Christiana had never been what her mother would have called a “normal girl.” All her friends were boys instead of girls; her standard uniform was a long-sleeved shirt and a pair of running shorts instead of a flowery dress; she asked for posters of football players instead of boy bands; and now, to top it all off, she was as fast a jaguar and twice as strong.
It wasn’t something Christiana had aspired to. Sure, she wanted to be the fastest person on the pitch, and she’d always envied the girls who could kick the ball across half the field, but being short meant these were probably just more things out of her reach. Then one Saturday, while taking shots against her friend and reliable goalie Raul S., something strange happened. Her foot touched the ball, and it rocketed past Raul S. before he could even stretch out his hands, continuing right through the goal’s net.
“Jesus, Christiana. You could’ve taken my head off with a shot like that. Where did that come from? Better question: where did it go?”
They followed the ball’s trajectory and found it in the parking lot behind the park. Embedded in a car’s driver side door. The impact had bent the door’s metal around the football, and when the two failed to unstick it quickly, they simply ran away. Christiana ran faster. She had reached her parents’ apartment, poured a glass of water, and changed out of her clothes before Raul S. arrived. But Raul S. had run straight there from the park. And Raul S. was the second-fastest boy on the school team.

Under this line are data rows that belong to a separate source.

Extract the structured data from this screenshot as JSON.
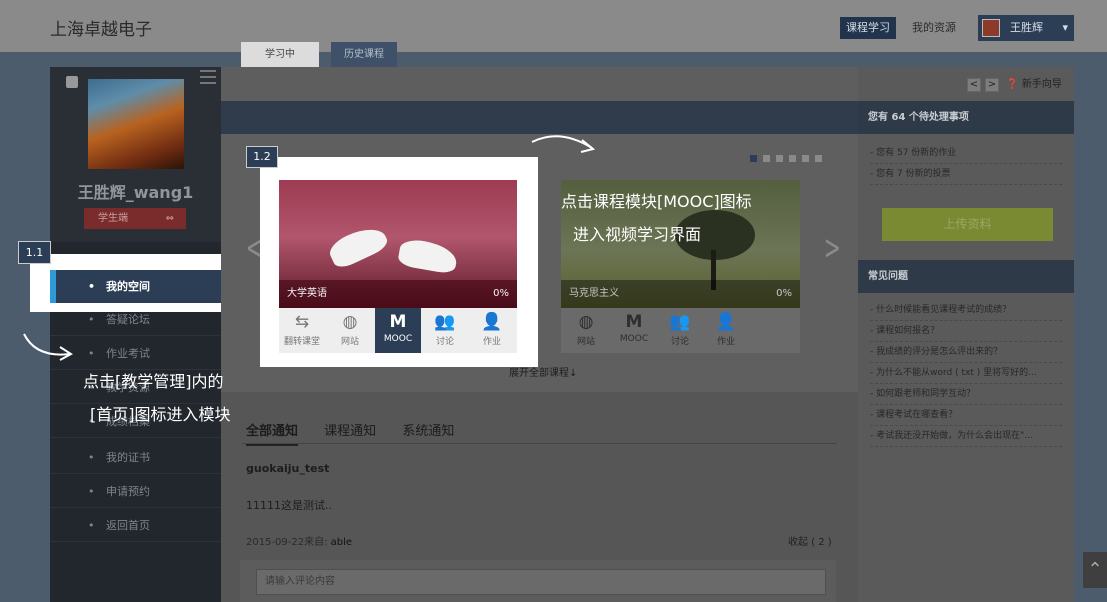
{
  "header": {
    "brand": "上海卓越电子",
    "nav_study": "课程学习",
    "nav_resources": "我的资源",
    "user_name": "王胜辉",
    "dropdown_icon": "chevron-down-icon"
  },
  "sidebar": {
    "username": "王胜辉_wang1",
    "role": "学生端",
    "role_switch_icon": "⇔",
    "items": [
      {
        "label": "我的空间",
        "active": true
      },
      {
        "label": "答疑论坛"
      },
      {
        "label": "作业考试"
      },
      {
        "label": "教学资源"
      },
      {
        "label": "成绩档案"
      },
      {
        "label": "我的证书"
      },
      {
        "label": "申请预约"
      },
      {
        "label": "返回首页"
      }
    ]
  },
  "tabs": {
    "studying": "学习中",
    "history": "历史课程"
  },
  "courses": [
    {
      "name": "大学英语",
      "progress": "0%",
      "icons": [
        {
          "glyph": "⇆",
          "label": "翻转课堂",
          "icon": "flip-classroom-icon"
        },
        {
          "glyph": "◍",
          "label": "网站",
          "icon": "globe-icon"
        },
        {
          "glyph": "M",
          "label": "MOOC",
          "icon": "mooc-icon",
          "active": true
        },
        {
          "glyph": "👥",
          "label": "讨论",
          "icon": "discussion-icon"
        },
        {
          "glyph": "👤",
          "label": "作业",
          "icon": "homework-icon"
        }
      ]
    },
    {
      "name": "马克思主义",
      "progress": "0%",
      "icons": [
        {
          "glyph": "◍",
          "label": "网站",
          "icon": "globe-icon"
        },
        {
          "glyph": "M",
          "label": "MOOC",
          "icon": "mooc-icon"
        },
        {
          "glyph": "👥",
          "label": "讨论",
          "icon": "discussion-icon"
        },
        {
          "glyph": "👤",
          "label": "作业",
          "icon": "homework-icon"
        }
      ]
    }
  ],
  "carousel": {
    "expand_all": "展开全部课程↓",
    "prev_glyph": "<",
    "next_glyph": ">"
  },
  "annotations": {
    "step_12": "1.2",
    "step_11": "1.1",
    "mooc_hint_line1": "点击课程模块[MOOC]图标",
    "mooc_hint_line2": "进入视频学习界面",
    "nav_hint_line1": "点击[教学管理]内的",
    "nav_hint_line2": "[首页]图标进入模块"
  },
  "notices": {
    "tabs": [
      "全部通知",
      "课程通知",
      "系统通知"
    ],
    "poster": "guokaiju_test",
    "message": "11111这是测试..",
    "date_prefix": "2015-09-22来自: ",
    "author": "able",
    "collapse": "收起 ( 2 )",
    "comment_placeholder": "请输入评论内容"
  },
  "right_panel": {
    "pager_prev": "<",
    "pager_next": ">",
    "guide": "新手向导",
    "pending_title": "您有 64 个待处理事项",
    "pending_items": [
      "- 您有 57 份新的作业",
      "- 您有 7 份新的投票"
    ],
    "upload": "上传资料",
    "faq_title": "常见问题",
    "faq_items": [
      "- 什么时候能看见课程考试的成绩？",
      "- 课程如何报名？",
      "- 我成绩的评分是怎么评出来的？",
      "- 为什么不能从word ( txt ) 里将写好的...",
      "- 如何跟老师和同学互动？",
      "- 课程考试在哪查看？",
      "- 考试我还没开始做，为什么会出现在\"..."
    ]
  },
  "colors": {
    "accent": "#2c3e55",
    "highlight_bar": "#2e9bd6",
    "upload": "#7a8a33"
  }
}
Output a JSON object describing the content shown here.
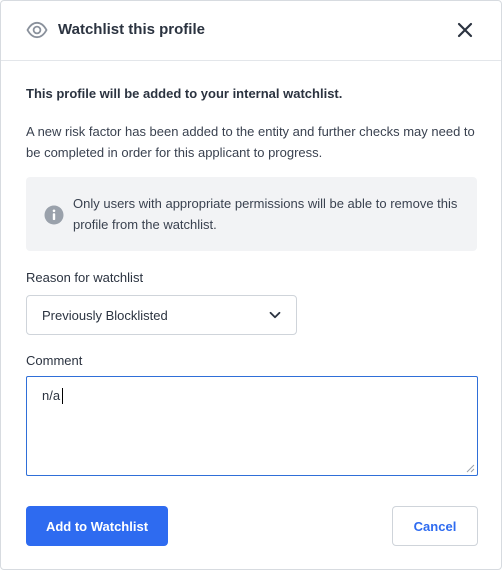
{
  "modal": {
    "title": "Watchlist this profile",
    "title_icon": "eye-icon",
    "close_icon": "close-icon"
  },
  "body": {
    "heading": "This profile will be added to your internal watchlist.",
    "description": "A new risk factor has been added to the entity and further checks may need to be completed in order for this applicant to progress.",
    "info": {
      "icon": "info-icon",
      "text": "Only users with appropriate permissions will be able to remove this profile from the watchlist."
    }
  },
  "form": {
    "reason_label": "Reason for watchlist",
    "reason_selected": "Previously Blocklisted",
    "comment_label": "Comment",
    "comment_value": "n/a"
  },
  "actions": {
    "primary_label": "Add to Watchlist",
    "secondary_label": "Cancel"
  },
  "colors": {
    "primary": "#2e6bf0",
    "focus_border": "#2f6fd8",
    "info_bg": "#f2f3f5"
  }
}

“You know what this means, right Christiana? You’re, like, some kind of superhero.”
Christiana certainly hoped that was not the case. She didn’t need any responsibility piled on top of her schoolwork and practicing to make a college football program notice her. She didn’t need to worry about not qualifying for the team because she was some kind of freak, or government agents kidnapping her to perform experiments, or accidentally crushing a boy’s ribs while she was trying to hug him. Raul S. was less pessimistic.
“Let’s see what else you can do.”